BAGHDAD - The United Nations warned Saturday that Shiite Turkmen residents of an Iraqi town besieged by militants since June risk -massacre- if urgent action is not taken to rescue them.

The town of Amerli, in Salaheddin province north of Baghdad, has been entirely cut off from the rest of government-held territory since fighters spearheaded by the Islamic State (IS) swept through much of the rest of the province in a lightning offensive in early June.

-The situation of the people in Amerli is desperate and demands immediate action to prevent the possible massacre of its citizens,- UN Iraq envoy Nickolay Mladenov said in a statement. -I urge the Iraqi government to do all it can to relieve the siege and to ensure that the residents receive lifesaving humanitarian assistance or are evacuated in a dignified manner,- he said.

-Iraq’s allies and the international community should work with the authorities to prevent a human rights tragedy.- The Shiite faith of the majority of Amerli’s 20,000 residents is anathema to the Sunni extremists of IS. Prime minister designate Haidar al-Abadi promised aid for the town on Saturday, calling for the provision of -all types of military and logistical support for Amerli.- His comments came after Iraq’s most powerful Shiite cleric, Grand Ayatollah Ali al-Sistani, who is revered by millions, sought on Friday to bring attention to Amerli’s plight. -Amerli suffers from a tight blockade in place for two months,- and has been defended by -heroic men with limited weapons and ammunition and a severe shortage of food items,- Sistani said in remarks read on his behalf.

Moreover, A suicide bomber blew up a vehicle packed with explosives at the interior ministry’s intelligence headquarters in central Baghdad on Saturday, killing at least 17 people, security officials said.

Car bombs kills 21: Three near-simultaneous car bombs exploded in the northern Iraqi city of Kirkuk on Saturday, killing 21 people and wounding 118, a senior police officer and a doctor said.

Two of the bombs exploded near buildings under construction that were used as observation positions by security forces, while the third struck the entrance to a market.

The bombings come as Iraqi federal and Kurdish security forces battle a jihadist-led militant offensive that was launched in June and has overrun large areas of five provinces.

In the early days of the onslaught, Iraqi soldiers left their positions in oil-rich Kirkuk province, the capital of which is the city of the same name.

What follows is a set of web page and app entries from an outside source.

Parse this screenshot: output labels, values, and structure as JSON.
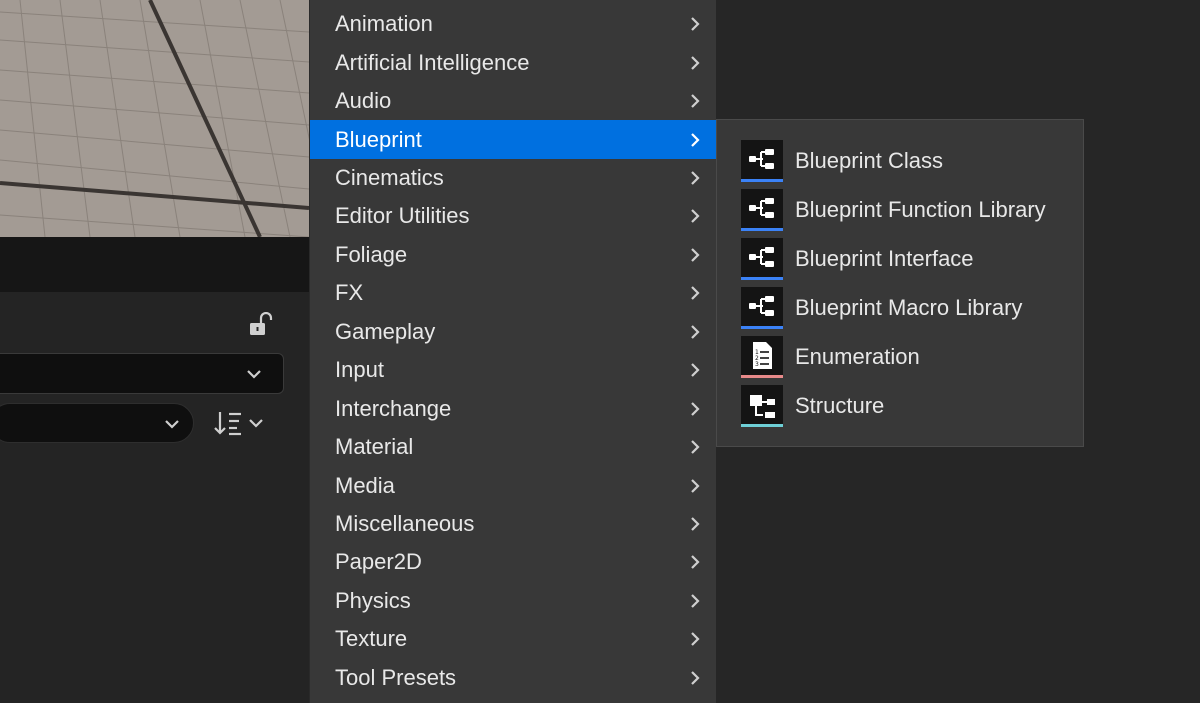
{
  "menu": {
    "items": [
      {
        "label": "Animation",
        "active": false
      },
      {
        "label": "Artificial Intelligence",
        "active": false
      },
      {
        "label": "Audio",
        "active": false
      },
      {
        "label": "Blueprint",
        "active": true
      },
      {
        "label": "Cinematics",
        "active": false
      },
      {
        "label": "Editor Utilities",
        "active": false
      },
      {
        "label": "Foliage",
        "active": false
      },
      {
        "label": "FX",
        "active": false
      },
      {
        "label": "Gameplay",
        "active": false
      },
      {
        "label": "Input",
        "active": false
      },
      {
        "label": "Interchange",
        "active": false
      },
      {
        "label": "Material",
        "active": false
      },
      {
        "label": "Media",
        "active": false
      },
      {
        "label": "Miscellaneous",
        "active": false
      },
      {
        "label": "Paper2D",
        "active": false
      },
      {
        "label": "Physics",
        "active": false
      },
      {
        "label": "Texture",
        "active": false
      },
      {
        "label": "Tool Presets",
        "active": false
      }
    ],
    "highlight_color": "#0070e0"
  },
  "submenu": {
    "items": [
      {
        "label": "Blueprint Class",
        "icon": "blueprint-graph-icon",
        "accent": "#3b82f6"
      },
      {
        "label": "Blueprint Function Library",
        "icon": "blueprint-graph-icon",
        "accent": "#3b82f6"
      },
      {
        "label": "Blueprint Interface",
        "icon": "blueprint-graph-icon",
        "accent": "#3b82f6"
      },
      {
        "label": "Blueprint Macro Library",
        "icon": "blueprint-graph-icon",
        "accent": "#3b82f6"
      },
      {
        "label": "Enumeration",
        "icon": "enumeration-list-icon",
        "accent": "#e88a8a"
      },
      {
        "label": "Structure",
        "icon": "structure-icon",
        "accent": "#6ecfd6"
      }
    ]
  },
  "details": {
    "lock_icon": "unlocked-padlock-icon",
    "sort_icon": "sort-descending-icon"
  }
}
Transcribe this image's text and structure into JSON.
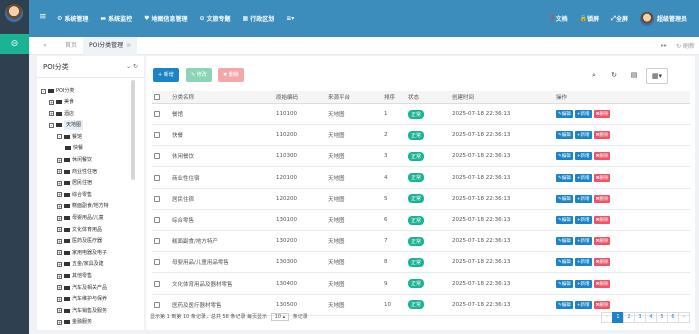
{
  "topbar": {
    "menu": [
      {
        "label": "系统管理",
        "icon": "gear-icon",
        "glyph": "⚙"
      },
      {
        "label": "系统监控",
        "icon": "monitor-icon",
        "glyph": "▬"
      },
      {
        "label": "地图信息管理",
        "icon": "map-pin-icon",
        "glyph": "♥"
      },
      {
        "label": "文旅专题",
        "icon": "globe-icon",
        "glyph": "⊙"
      },
      {
        "label": "行政区划",
        "icon": "building-icon",
        "glyph": "▦"
      },
      {
        "label": "",
        "icon": "more-menu-icon",
        "glyph": "≡▾"
      }
    ],
    "right": [
      {
        "label": "文档",
        "icon": "question-icon",
        "glyph": "❓"
      },
      {
        "label": "锁屏",
        "icon": "lock-icon",
        "glyph": "🔒"
      },
      {
        "label": "全屏",
        "icon": "fullscreen-icon",
        "glyph": "⤢"
      }
    ],
    "user": "超级管理员"
  },
  "tabs": {
    "home": "首页",
    "current": "POI分类管理"
  },
  "tree": {
    "title": "POI分类",
    "root": "POI分类",
    "nodes": [
      {
        "label": "美食",
        "level": 1,
        "expander": "+"
      },
      {
        "label": "酒店",
        "level": 1,
        "expander": "+"
      },
      {
        "label": "天地图",
        "level": 1,
        "expander": "-",
        "selected": true
      },
      {
        "label": "餐馆",
        "level": 2,
        "expander": "-"
      },
      {
        "label": "快餐",
        "level": 3,
        "expander": ""
      },
      {
        "label": "休闲餐饮",
        "level": 2,
        "expander": "+"
      },
      {
        "label": "商业性住宿",
        "level": 2,
        "expander": "+"
      },
      {
        "label": "居民住宿",
        "level": 2,
        "expander": "+"
      },
      {
        "label": "综合零售",
        "level": 2,
        "expander": "+"
      },
      {
        "label": "糕面副食/地方特",
        "level": 2,
        "expander": "+"
      },
      {
        "label": "母婴用品/儿童",
        "level": 2,
        "expander": "+"
      },
      {
        "label": "文化体育用品",
        "level": 2,
        "expander": "+"
      },
      {
        "label": "医药及医疗器",
        "level": 2,
        "expander": "+"
      },
      {
        "label": "家用电器及电子",
        "level": 2,
        "expander": "+"
      },
      {
        "label": "五金/家具及建",
        "level": 2,
        "expander": "+"
      },
      {
        "label": "其他零售",
        "level": 2,
        "expander": "+"
      },
      {
        "label": "汽车及相关产品",
        "level": 2,
        "expander": "+"
      },
      {
        "label": "汽车维护与保养",
        "level": 2,
        "expander": "+"
      },
      {
        "label": "汽车销售及服务",
        "level": 2,
        "expander": "+"
      },
      {
        "label": "金融服务",
        "level": 2,
        "expander": "+"
      }
    ]
  },
  "toolbar": {
    "add": "新增",
    "edit": "修改",
    "delete": "删除"
  },
  "table": {
    "columns": [
      "分类名称",
      "原始编码",
      "来源平台",
      "排序",
      "状态",
      "创建时间",
      "操作"
    ],
    "rows": [
      {
        "name": "餐馆",
        "code": "110100",
        "platform": "天地图",
        "sort": "1",
        "status": "正常",
        "created": "2025-07-18 22:36:13"
      },
      {
        "name": "快餐",
        "code": "110200",
        "platform": "天地图",
        "sort": "2",
        "status": "正常",
        "created": "2025-07-18 22:36:13"
      },
      {
        "name": "休闲餐饮",
        "code": "110300",
        "platform": "天地图",
        "sort": "3",
        "status": "正常",
        "created": "2025-07-18 22:36:13"
      },
      {
        "name": "商业性住宿",
        "code": "120100",
        "platform": "天地图",
        "sort": "4",
        "status": "正常",
        "created": "2025-07-18 22:36:13"
      },
      {
        "name": "居民住宿",
        "code": "120200",
        "platform": "天地图",
        "sort": "5",
        "status": "正常",
        "created": "2025-07-18 22:36:13"
      },
      {
        "name": "综合零售",
        "code": "130100",
        "platform": "天地图",
        "sort": "6",
        "status": "正常",
        "created": "2025-07-18 22:36:13"
      },
      {
        "name": "糕面副食/地方特产",
        "code": "130200",
        "platform": "天地图",
        "sort": "7",
        "status": "正常",
        "created": "2025-07-18 22:36:13"
      },
      {
        "name": "母婴用品/儿童用品零售",
        "code": "130300",
        "platform": "天地图",
        "sort": "8",
        "status": "正常",
        "created": "2025-07-18 22:36:13"
      },
      {
        "name": "文化体育用品及器材零售",
        "code": "130400",
        "platform": "天地图",
        "sort": "9",
        "status": "正常",
        "created": "2025-07-18 22:36:13"
      },
      {
        "name": "医药及医疗器材零售",
        "code": "130500",
        "platform": "天地图",
        "sort": "10",
        "status": "正常",
        "created": "2025-07-18 22:36:13"
      }
    ],
    "actions": {
      "edit": "编辑",
      "add": "新增",
      "delete": "删除"
    }
  },
  "footer": {
    "summary": "显示第 1 到第 10 条记录，总共 58 条记录 每页显示",
    "page_size": "10 ▴",
    "suffix": "条记录",
    "pages": [
      "‹",
      "1",
      "2",
      "3",
      "4",
      "5",
      "6",
      "›"
    ],
    "active_page": "1"
  },
  "colors": {
    "topbar": "#3c8dbc",
    "rail": "#2f4050",
    "accent": "#1ab394",
    "primary": "#1c84c6",
    "danger": "#ed5565"
  }
}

This cleared the way for Kurdish forces to take control of it and other disputed northern areas that they have long wanted to incorporate into their autonomous region, over the strong objection of Baghdad.